Justin Beckerman, a junior West Morris Mendham High School, loves the water and loves to build things. Now he is in the final phrase of building a one-person submarine that could dive to depths of 30 feet.
"I wanted to see what I could build and figure out how I could build it," Beckerman says.
He's spent six months building the submarine in his parents' basement. It cost an estimated $2,000.
The body of the sub is made from a giant drainage pipe. The motor is from a small fishing oat. The dome is made of sky lights.
Beckerman says he has pressure tested the craft on land but not in the water yet.
"There are a lot of safety features," Beckerman says. "There are pumps. There's also a breathing hose so that if it does flood, you could breathe for about 20 minutes or so off of a tank of air."
He says he father was a little skeptical about the plan at first but convinced him that he could get it done.

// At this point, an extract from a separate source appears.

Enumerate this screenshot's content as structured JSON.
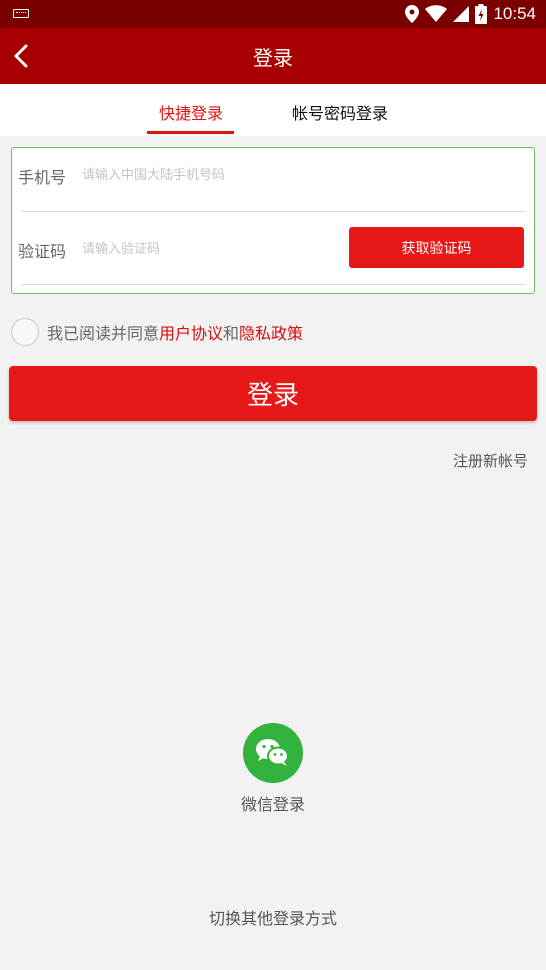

He's named it the Nautilus, after the first nuclear submarine.
When asked why he built it, Beckerman said, "It's just going to be cool to be underwater."
This isn't the first experiment for the teen. He says that ever since he was little, he has been constructing machines and mechanisms.
As a young boy he would create things with balloons and string. Now he uses more complex materials to build things.
In the past he's even built a remote controlled broom and mop.
He's also used his talent to create award winning art sculptures out of fluorescent glass from computer screens.